::: RECORDS SUPPLIED

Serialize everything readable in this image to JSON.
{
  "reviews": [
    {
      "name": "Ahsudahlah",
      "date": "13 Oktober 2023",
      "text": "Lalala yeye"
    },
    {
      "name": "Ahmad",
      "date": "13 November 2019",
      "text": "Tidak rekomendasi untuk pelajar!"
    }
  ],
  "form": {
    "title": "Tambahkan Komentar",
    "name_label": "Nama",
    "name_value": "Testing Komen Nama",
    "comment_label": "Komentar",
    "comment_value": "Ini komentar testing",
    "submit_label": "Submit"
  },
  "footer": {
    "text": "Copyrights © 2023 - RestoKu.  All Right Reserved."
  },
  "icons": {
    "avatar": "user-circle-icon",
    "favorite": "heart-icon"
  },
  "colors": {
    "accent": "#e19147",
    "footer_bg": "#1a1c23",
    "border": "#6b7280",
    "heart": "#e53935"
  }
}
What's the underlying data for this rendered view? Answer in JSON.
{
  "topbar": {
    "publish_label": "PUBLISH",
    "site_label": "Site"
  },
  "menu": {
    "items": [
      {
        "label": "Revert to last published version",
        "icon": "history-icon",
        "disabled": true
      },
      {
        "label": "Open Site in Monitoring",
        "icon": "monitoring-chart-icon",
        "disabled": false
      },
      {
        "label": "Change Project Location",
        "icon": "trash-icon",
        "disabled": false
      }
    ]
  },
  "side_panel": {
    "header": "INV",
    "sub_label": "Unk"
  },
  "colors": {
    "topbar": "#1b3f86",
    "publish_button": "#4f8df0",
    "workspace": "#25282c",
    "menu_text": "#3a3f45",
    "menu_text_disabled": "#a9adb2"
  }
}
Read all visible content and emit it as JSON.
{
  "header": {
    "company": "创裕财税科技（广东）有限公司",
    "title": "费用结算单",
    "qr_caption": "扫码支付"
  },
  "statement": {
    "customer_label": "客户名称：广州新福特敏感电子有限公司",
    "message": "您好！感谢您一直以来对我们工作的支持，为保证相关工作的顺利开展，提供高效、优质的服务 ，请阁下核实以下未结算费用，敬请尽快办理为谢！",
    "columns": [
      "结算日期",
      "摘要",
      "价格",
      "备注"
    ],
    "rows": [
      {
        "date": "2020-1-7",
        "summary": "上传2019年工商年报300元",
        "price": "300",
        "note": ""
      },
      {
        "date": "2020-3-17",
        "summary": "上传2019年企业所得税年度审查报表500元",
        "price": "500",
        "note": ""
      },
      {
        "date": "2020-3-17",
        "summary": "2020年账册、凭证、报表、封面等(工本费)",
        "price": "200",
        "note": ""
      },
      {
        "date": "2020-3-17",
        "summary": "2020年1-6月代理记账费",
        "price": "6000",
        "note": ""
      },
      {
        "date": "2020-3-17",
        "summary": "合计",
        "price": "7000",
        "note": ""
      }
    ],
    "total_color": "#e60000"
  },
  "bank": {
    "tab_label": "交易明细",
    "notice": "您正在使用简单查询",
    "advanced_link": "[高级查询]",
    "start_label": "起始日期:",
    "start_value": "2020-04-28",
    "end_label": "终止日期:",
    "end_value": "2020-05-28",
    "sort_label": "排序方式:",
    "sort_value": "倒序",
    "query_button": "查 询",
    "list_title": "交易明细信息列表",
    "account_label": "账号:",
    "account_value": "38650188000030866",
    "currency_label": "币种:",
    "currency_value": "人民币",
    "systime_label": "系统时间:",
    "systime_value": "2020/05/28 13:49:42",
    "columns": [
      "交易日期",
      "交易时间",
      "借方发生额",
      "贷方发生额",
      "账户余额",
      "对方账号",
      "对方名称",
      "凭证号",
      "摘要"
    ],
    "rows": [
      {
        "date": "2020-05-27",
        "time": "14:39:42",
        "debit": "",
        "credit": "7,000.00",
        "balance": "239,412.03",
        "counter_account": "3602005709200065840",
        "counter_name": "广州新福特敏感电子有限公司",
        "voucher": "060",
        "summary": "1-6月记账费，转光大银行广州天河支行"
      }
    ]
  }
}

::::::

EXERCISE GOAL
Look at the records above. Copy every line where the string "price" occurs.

RESPONSE BELOW
        "price": "300",
        "price": "500",
        "price": "200",
        "price": "6000",
        "price": "7000",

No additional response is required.